- TASK REQUIREMENTS -
Would you restate, word for word, only the lines starting at the one with "Give me the" and ending with the final line of the entries below? Pictures stay out.

(Interface dataset entries)
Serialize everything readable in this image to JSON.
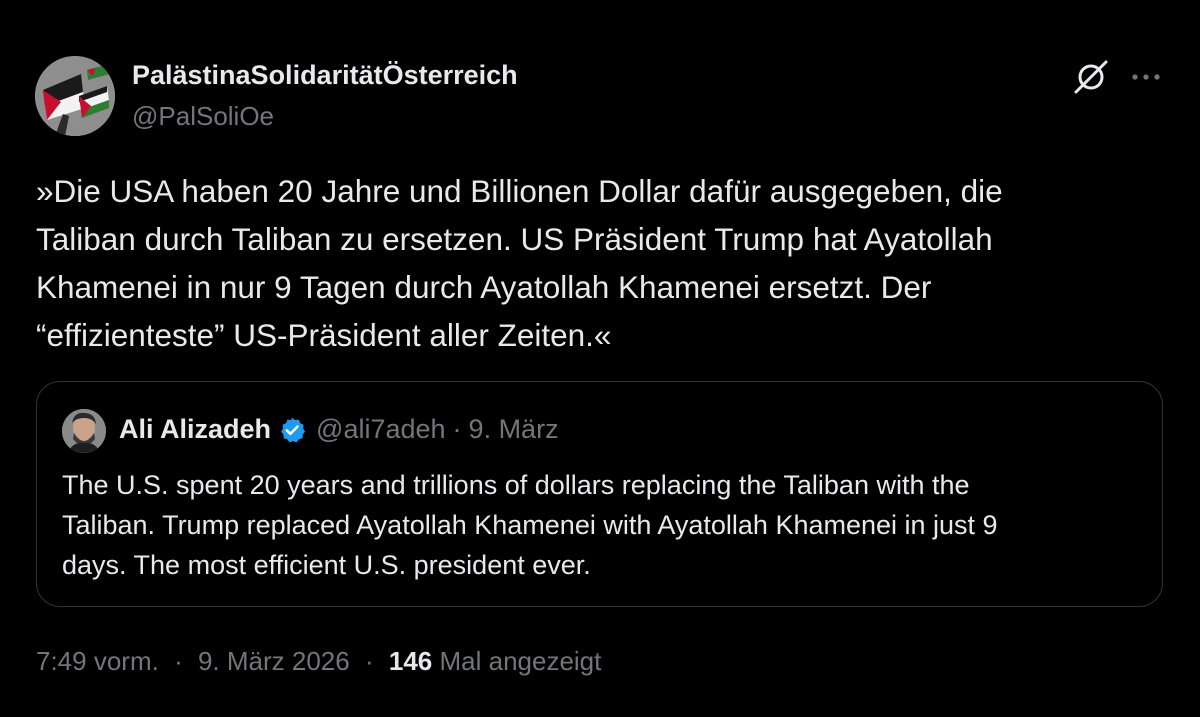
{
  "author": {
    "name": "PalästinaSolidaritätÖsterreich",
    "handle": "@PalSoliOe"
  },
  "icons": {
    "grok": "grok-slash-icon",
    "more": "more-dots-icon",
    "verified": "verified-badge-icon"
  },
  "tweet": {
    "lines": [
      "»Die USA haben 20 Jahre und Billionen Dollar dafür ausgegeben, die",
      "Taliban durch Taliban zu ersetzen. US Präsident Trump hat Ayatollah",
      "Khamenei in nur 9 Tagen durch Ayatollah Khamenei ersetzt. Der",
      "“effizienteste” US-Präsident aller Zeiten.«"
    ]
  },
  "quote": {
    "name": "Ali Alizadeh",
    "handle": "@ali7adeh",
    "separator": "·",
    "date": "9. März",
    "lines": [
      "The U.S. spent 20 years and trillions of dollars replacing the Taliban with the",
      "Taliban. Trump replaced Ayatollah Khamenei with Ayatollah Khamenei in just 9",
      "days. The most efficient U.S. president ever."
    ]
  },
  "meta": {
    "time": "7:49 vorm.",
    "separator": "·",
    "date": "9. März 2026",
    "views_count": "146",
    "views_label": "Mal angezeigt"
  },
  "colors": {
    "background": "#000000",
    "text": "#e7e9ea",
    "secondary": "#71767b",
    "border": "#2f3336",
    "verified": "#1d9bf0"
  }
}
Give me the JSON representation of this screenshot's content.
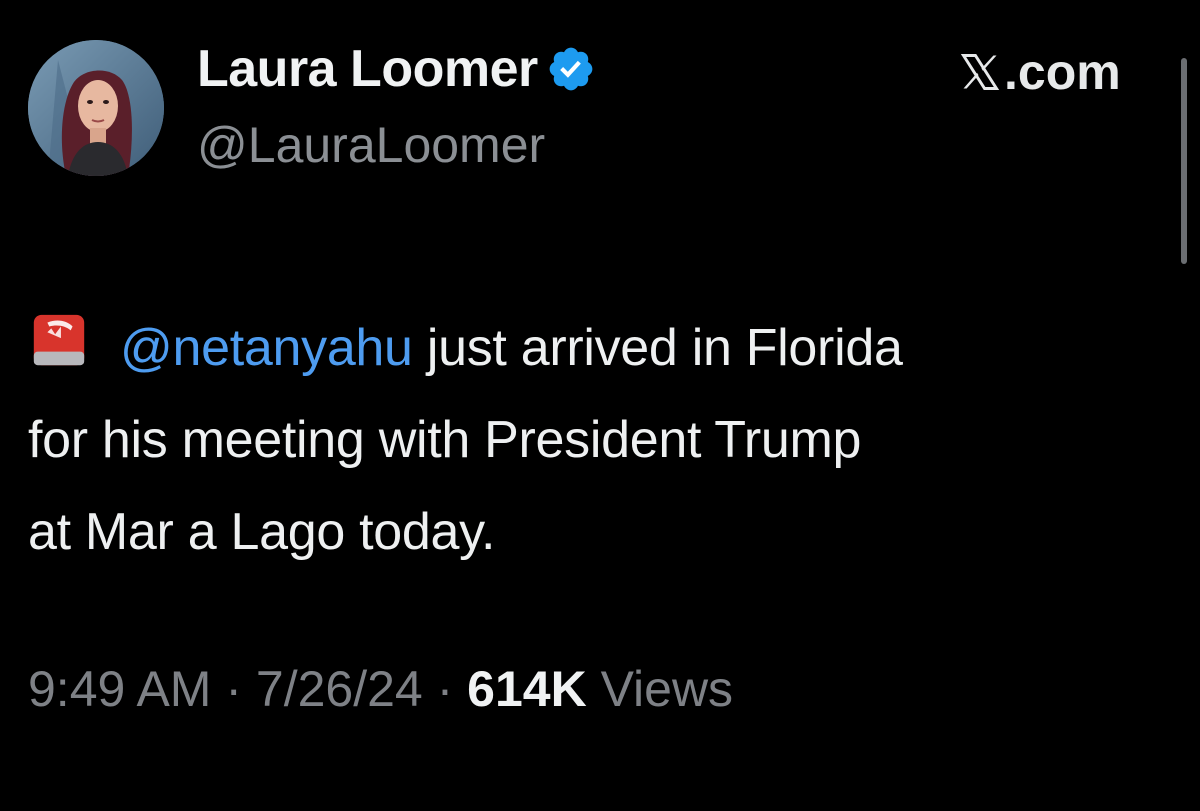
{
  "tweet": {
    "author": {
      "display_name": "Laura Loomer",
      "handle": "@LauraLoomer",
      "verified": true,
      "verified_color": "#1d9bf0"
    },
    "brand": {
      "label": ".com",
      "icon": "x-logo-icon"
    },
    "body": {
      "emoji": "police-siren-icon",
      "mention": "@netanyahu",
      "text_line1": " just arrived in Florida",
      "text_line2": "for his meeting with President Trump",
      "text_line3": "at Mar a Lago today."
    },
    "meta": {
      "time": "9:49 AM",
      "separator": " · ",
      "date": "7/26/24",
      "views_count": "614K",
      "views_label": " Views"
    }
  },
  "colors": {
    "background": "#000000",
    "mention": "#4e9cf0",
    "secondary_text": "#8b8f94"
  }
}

- RESPONSE TO THE TASK -
Give me the JSON representation of this screenshot's content.
{
  "tweet": {
    "author": {
      "display_name": "Laura Loomer",
      "handle": "@LauraLoomer",
      "verified": true,
      "verified_color": "#1d9bf0"
    },
    "brand": {
      "label": ".com",
      "icon": "x-logo-icon"
    },
    "body": {
      "emoji": "police-siren-icon",
      "mention": "@netanyahu",
      "text_line1": " just arrived in Florida",
      "text_line2": "for his meeting with President Trump",
      "text_line3": "at Mar a Lago today."
    },
    "meta": {
      "time": "9:49 AM",
      "separator": " · ",
      "date": "7/26/24",
      "views_count": "614K",
      "views_label": " Views"
    }
  },
  "colors": {
    "background": "#000000",
    "mention": "#4e9cf0",
    "secondary_text": "#8b8f94"
  }
}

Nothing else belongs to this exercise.